• What you will do: Every record should be restated exactly, with no images included.

• Source information:

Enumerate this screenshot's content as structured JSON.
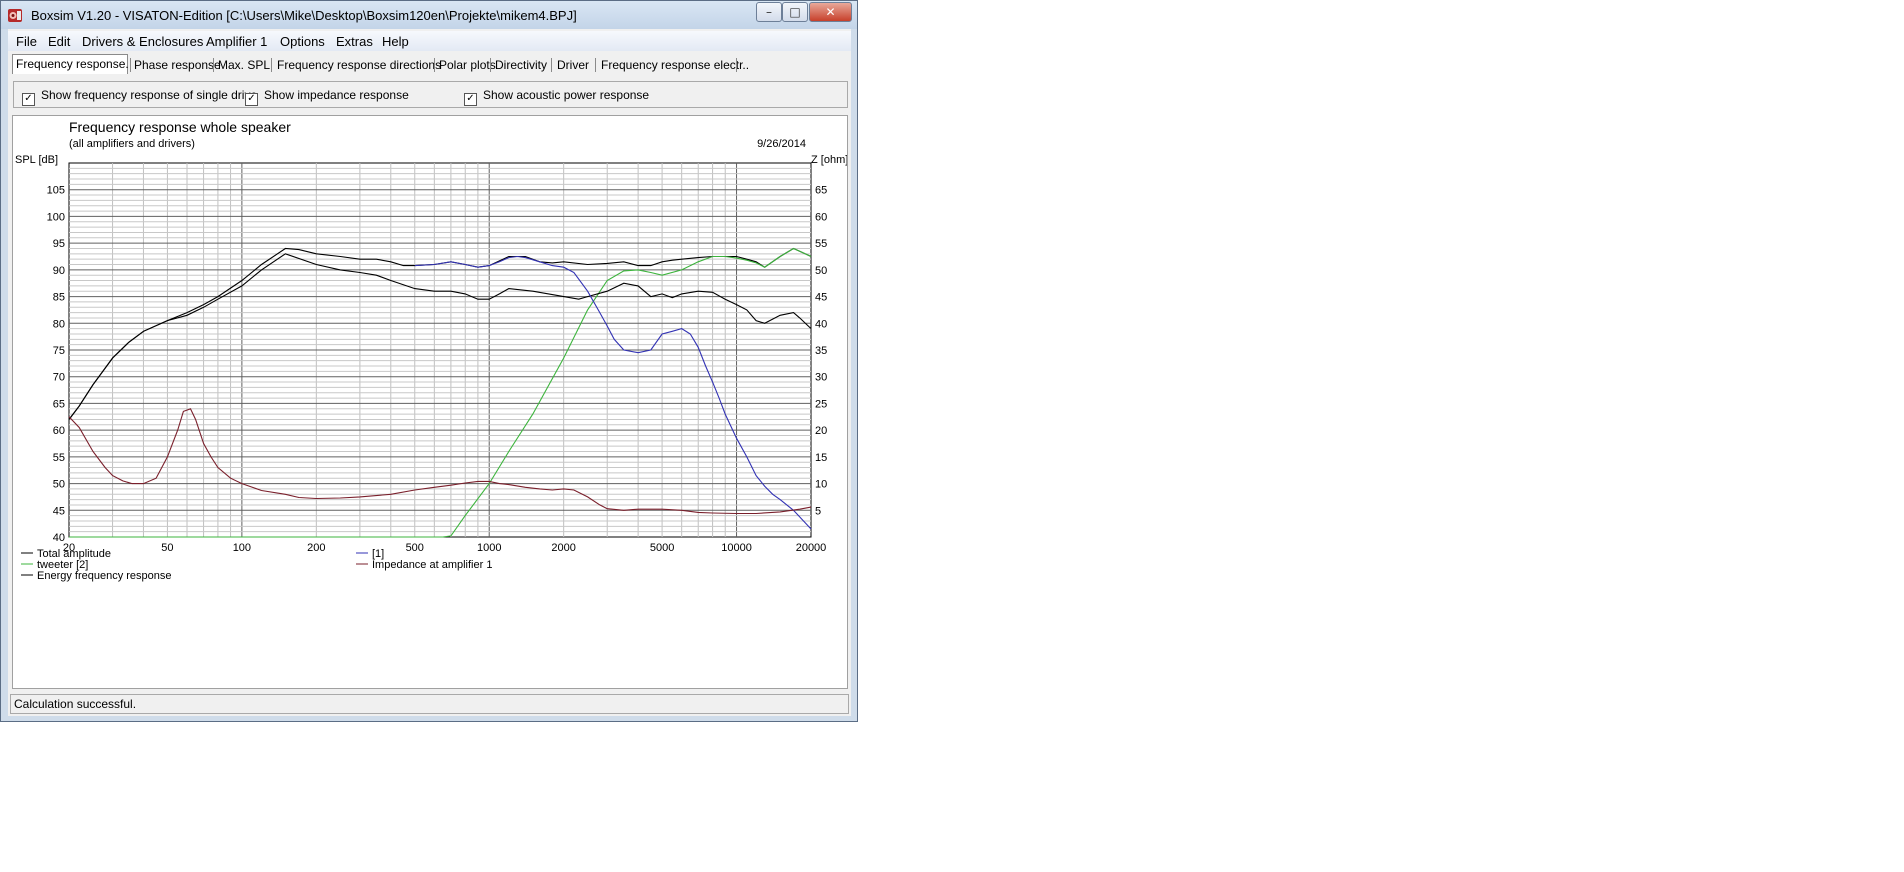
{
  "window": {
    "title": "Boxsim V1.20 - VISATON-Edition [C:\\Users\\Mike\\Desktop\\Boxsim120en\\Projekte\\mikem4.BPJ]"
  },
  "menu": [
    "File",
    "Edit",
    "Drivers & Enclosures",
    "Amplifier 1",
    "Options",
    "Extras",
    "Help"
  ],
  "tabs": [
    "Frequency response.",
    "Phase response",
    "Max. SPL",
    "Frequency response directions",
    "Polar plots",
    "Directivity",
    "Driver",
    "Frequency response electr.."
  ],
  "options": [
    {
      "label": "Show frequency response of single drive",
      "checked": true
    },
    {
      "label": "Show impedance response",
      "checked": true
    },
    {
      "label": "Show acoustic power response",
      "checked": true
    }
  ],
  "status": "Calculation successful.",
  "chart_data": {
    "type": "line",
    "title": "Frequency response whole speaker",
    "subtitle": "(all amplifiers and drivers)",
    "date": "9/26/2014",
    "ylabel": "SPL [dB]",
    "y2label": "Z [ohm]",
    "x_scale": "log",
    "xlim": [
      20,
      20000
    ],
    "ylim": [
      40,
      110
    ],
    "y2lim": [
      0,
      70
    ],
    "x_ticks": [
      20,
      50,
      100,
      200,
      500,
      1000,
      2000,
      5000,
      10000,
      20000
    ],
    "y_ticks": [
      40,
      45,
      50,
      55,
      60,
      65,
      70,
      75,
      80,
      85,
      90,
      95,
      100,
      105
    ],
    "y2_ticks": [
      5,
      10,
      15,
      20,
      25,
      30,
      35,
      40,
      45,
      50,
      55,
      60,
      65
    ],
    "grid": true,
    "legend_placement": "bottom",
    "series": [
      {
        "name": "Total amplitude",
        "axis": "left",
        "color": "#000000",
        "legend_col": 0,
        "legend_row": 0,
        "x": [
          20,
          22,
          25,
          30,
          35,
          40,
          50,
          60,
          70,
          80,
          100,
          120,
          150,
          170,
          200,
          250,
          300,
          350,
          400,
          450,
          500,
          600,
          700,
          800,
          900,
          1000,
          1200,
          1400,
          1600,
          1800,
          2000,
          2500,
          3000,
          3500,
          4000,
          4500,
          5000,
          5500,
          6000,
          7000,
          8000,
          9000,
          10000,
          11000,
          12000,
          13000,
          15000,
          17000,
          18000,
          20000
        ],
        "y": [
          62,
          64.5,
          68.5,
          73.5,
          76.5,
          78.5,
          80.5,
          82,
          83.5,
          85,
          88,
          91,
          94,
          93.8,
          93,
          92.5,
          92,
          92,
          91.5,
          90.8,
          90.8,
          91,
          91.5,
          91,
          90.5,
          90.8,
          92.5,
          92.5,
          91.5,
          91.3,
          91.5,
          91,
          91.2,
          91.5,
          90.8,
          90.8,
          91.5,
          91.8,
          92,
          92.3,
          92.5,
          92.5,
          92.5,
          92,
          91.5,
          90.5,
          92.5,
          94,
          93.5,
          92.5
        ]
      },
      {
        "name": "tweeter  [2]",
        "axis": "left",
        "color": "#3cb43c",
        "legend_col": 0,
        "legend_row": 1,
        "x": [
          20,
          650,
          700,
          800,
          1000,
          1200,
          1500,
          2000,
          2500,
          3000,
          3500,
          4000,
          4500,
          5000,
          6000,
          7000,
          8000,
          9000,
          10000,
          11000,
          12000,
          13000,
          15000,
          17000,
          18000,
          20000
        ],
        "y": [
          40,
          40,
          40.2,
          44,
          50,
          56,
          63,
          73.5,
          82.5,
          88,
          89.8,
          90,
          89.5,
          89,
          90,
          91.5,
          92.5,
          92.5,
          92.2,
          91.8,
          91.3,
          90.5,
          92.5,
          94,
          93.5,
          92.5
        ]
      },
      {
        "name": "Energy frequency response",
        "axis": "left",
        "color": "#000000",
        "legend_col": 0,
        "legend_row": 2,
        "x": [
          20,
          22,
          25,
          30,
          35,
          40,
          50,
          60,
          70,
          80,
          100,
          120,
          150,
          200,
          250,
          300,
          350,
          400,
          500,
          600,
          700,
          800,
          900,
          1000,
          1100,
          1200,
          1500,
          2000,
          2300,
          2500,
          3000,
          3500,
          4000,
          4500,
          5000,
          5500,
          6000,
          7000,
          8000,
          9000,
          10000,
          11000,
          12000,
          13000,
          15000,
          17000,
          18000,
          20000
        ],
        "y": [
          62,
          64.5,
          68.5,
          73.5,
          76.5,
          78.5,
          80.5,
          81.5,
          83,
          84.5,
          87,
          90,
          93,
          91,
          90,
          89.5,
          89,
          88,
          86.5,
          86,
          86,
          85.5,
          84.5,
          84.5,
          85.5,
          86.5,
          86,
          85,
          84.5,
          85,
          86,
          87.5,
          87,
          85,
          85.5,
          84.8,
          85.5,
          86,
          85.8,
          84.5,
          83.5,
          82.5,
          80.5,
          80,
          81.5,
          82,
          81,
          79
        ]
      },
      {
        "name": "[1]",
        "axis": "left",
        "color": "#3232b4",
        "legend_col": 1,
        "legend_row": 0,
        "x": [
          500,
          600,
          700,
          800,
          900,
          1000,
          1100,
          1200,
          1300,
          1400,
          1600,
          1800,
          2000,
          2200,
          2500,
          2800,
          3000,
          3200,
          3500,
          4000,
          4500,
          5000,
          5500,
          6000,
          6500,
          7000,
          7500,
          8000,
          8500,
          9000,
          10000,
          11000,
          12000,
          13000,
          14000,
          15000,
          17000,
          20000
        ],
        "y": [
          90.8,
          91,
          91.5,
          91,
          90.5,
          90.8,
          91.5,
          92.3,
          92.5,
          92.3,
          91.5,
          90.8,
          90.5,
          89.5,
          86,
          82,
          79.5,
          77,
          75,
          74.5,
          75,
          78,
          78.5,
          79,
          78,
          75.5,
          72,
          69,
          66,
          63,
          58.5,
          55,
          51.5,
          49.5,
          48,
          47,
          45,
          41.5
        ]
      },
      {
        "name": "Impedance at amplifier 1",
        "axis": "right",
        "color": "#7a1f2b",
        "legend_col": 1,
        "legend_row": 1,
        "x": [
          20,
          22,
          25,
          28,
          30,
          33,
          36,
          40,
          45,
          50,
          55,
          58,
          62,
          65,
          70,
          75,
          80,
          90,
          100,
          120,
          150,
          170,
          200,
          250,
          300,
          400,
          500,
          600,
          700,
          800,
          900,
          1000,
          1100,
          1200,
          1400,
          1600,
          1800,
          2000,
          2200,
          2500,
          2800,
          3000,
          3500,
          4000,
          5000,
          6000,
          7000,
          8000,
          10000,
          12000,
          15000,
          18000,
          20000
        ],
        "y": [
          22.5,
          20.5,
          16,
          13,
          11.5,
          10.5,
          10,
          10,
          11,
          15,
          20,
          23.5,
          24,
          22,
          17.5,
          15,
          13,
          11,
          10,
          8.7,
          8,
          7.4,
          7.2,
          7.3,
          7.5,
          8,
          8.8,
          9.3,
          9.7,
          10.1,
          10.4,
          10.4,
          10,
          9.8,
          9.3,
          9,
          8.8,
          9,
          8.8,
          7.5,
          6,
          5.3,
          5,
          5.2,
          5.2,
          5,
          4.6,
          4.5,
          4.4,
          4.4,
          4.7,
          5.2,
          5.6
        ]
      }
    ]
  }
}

• Task output:
Enumerate this screenshot's content as structured JSON.
{
  "window": {
    "title": "Boxsim V1.20 - VISATON-Edition [C:\\Users\\Mike\\Desktop\\Boxsim120en\\Projekte\\mikem4.BPJ]"
  },
  "menu": [
    "File",
    "Edit",
    "Drivers & Enclosures",
    "Amplifier 1",
    "Options",
    "Extras",
    "Help"
  ],
  "tabs": [
    "Frequency response.",
    "Phase response",
    "Max. SPL",
    "Frequency response directions",
    "Polar plots",
    "Directivity",
    "Driver",
    "Frequency response electr.."
  ],
  "options": [
    {
      "label": "Show frequency response of single drive",
      "checked": true
    },
    {
      "label": "Show impedance response",
      "checked": true
    },
    {
      "label": "Show acoustic power response",
      "checked": true
    }
  ],
  "status": "Calculation successful.",
  "chart_data": {
    "type": "line",
    "title": "Frequency response whole speaker",
    "subtitle": "(all amplifiers and drivers)",
    "date": "9/26/2014",
    "ylabel": "SPL [dB]",
    "y2label": "Z [ohm]",
    "x_scale": "log",
    "xlim": [
      20,
      20000
    ],
    "ylim": [
      40,
      110
    ],
    "y2lim": [
      0,
      70
    ],
    "x_ticks": [
      20,
      50,
      100,
      200,
      500,
      1000,
      2000,
      5000,
      10000,
      20000
    ],
    "y_ticks": [
      40,
      45,
      50,
      55,
      60,
      65,
      70,
      75,
      80,
      85,
      90,
      95,
      100,
      105
    ],
    "y2_ticks": [
      5,
      10,
      15,
      20,
      25,
      30,
      35,
      40,
      45,
      50,
      55,
      60,
      65
    ],
    "grid": true,
    "legend_placement": "bottom",
    "series": [
      {
        "name": "Total amplitude",
        "axis": "left",
        "color": "#000000",
        "legend_col": 0,
        "legend_row": 0,
        "x": [
          20,
          22,
          25,
          30,
          35,
          40,
          50,
          60,
          70,
          80,
          100,
          120,
          150,
          170,
          200,
          250,
          300,
          350,
          400,
          450,
          500,
          600,
          700,
          800,
          900,
          1000,
          1200,
          1400,
          1600,
          1800,
          2000,
          2500,
          3000,
          3500,
          4000,
          4500,
          5000,
          5500,
          6000,
          7000,
          8000,
          9000,
          10000,
          11000,
          12000,
          13000,
          15000,
          17000,
          18000,
          20000
        ],
        "y": [
          62,
          64.5,
          68.5,
          73.5,
          76.5,
          78.5,
          80.5,
          82,
          83.5,
          85,
          88,
          91,
          94,
          93.8,
          93,
          92.5,
          92,
          92,
          91.5,
          90.8,
          90.8,
          91,
          91.5,
          91,
          90.5,
          90.8,
          92.5,
          92.5,
          91.5,
          91.3,
          91.5,
          91,
          91.2,
          91.5,
          90.8,
          90.8,
          91.5,
          91.8,
          92,
          92.3,
          92.5,
          92.5,
          92.5,
          92,
          91.5,
          90.5,
          92.5,
          94,
          93.5,
          92.5
        ]
      },
      {
        "name": "tweeter  [2]",
        "axis": "left",
        "color": "#3cb43c",
        "legend_col": 0,
        "legend_row": 1,
        "x": [
          20,
          650,
          700,
          800,
          1000,
          1200,
          1500,
          2000,
          2500,
          3000,
          3500,
          4000,
          4500,
          5000,
          6000,
          7000,
          8000,
          9000,
          10000,
          11000,
          12000,
          13000,
          15000,
          17000,
          18000,
          20000
        ],
        "y": [
          40,
          40,
          40.2,
          44,
          50,
          56,
          63,
          73.5,
          82.5,
          88,
          89.8,
          90,
          89.5,
          89,
          90,
          91.5,
          92.5,
          92.5,
          92.2,
          91.8,
          91.3,
          90.5,
          92.5,
          94,
          93.5,
          92.5
        ]
      },
      {
        "name": "Energy frequency response",
        "axis": "left",
        "color": "#000000",
        "legend_col": 0,
        "legend_row": 2,
        "x": [
          20,
          22,
          25,
          30,
          35,
          40,
          50,
          60,
          70,
          80,
          100,
          120,
          150,
          200,
          250,
          300,
          350,
          400,
          500,
          600,
          700,
          800,
          900,
          1000,
          1100,
          1200,
          1500,
          2000,
          2300,
          2500,
          3000,
          3500,
          4000,
          4500,
          5000,
          5500,
          6000,
          7000,
          8000,
          9000,
          10000,
          11000,
          12000,
          13000,
          15000,
          17000,
          18000,
          20000
        ],
        "y": [
          62,
          64.5,
          68.5,
          73.5,
          76.5,
          78.5,
          80.5,
          81.5,
          83,
          84.5,
          87,
          90,
          93,
          91,
          90,
          89.5,
          89,
          88,
          86.5,
          86,
          86,
          85.5,
          84.5,
          84.5,
          85.5,
          86.5,
          86,
          85,
          84.5,
          85,
          86,
          87.5,
          87,
          85,
          85.5,
          84.8,
          85.5,
          86,
          85.8,
          84.5,
          83.5,
          82.5,
          80.5,
          80,
          81.5,
          82,
          81,
          79
        ]
      },
      {
        "name": "[1]",
        "axis": "left",
        "color": "#3232b4",
        "legend_col": 1,
        "legend_row": 0,
        "x": [
          500,
          600,
          700,
          800,
          900,
          1000,
          1100,
          1200,
          1300,
          1400,
          1600,
          1800,
          2000,
          2200,
          2500,
          2800,
          3000,
          3200,
          3500,
          4000,
          4500,
          5000,
          5500,
          6000,
          6500,
          7000,
          7500,
          8000,
          8500,
          9000,
          10000,
          11000,
          12000,
          13000,
          14000,
          15000,
          17000,
          20000
        ],
        "y": [
          90.8,
          91,
          91.5,
          91,
          90.5,
          90.8,
          91.5,
          92.3,
          92.5,
          92.3,
          91.5,
          90.8,
          90.5,
          89.5,
          86,
          82,
          79.5,
          77,
          75,
          74.5,
          75,
          78,
          78.5,
          79,
          78,
          75.5,
          72,
          69,
          66,
          63,
          58.5,
          55,
          51.5,
          49.5,
          48,
          47,
          45,
          41.5
        ]
      },
      {
        "name": "Impedance at amplifier 1",
        "axis": "right",
        "color": "#7a1f2b",
        "legend_col": 1,
        "legend_row": 1,
        "x": [
          20,
          22,
          25,
          28,
          30,
          33,
          36,
          40,
          45,
          50,
          55,
          58,
          62,
          65,
          70,
          75,
          80,
          90,
          100,
          120,
          150,
          170,
          200,
          250,
          300,
          400,
          500,
          600,
          700,
          800,
          900,
          1000,
          1100,
          1200,
          1400,
          1600,
          1800,
          2000,
          2200,
          2500,
          2800,
          3000,
          3500,
          4000,
          5000,
          6000,
          7000,
          8000,
          10000,
          12000,
          15000,
          18000,
          20000
        ],
        "y": [
          22.5,
          20.5,
          16,
          13,
          11.5,
          10.5,
          10,
          10,
          11,
          15,
          20,
          23.5,
          24,
          22,
          17.5,
          15,
          13,
          11,
          10,
          8.7,
          8,
          7.4,
          7.2,
          7.3,
          7.5,
          8,
          8.8,
          9.3,
          9.7,
          10.1,
          10.4,
          10.4,
          10,
          9.8,
          9.3,
          9,
          8.8,
          9,
          8.8,
          7.5,
          6,
          5.3,
          5,
          5.2,
          5.2,
          5,
          4.6,
          4.5,
          4.4,
          4.4,
          4.7,
          5.2,
          5.6
        ]
      }
    ]
  }
}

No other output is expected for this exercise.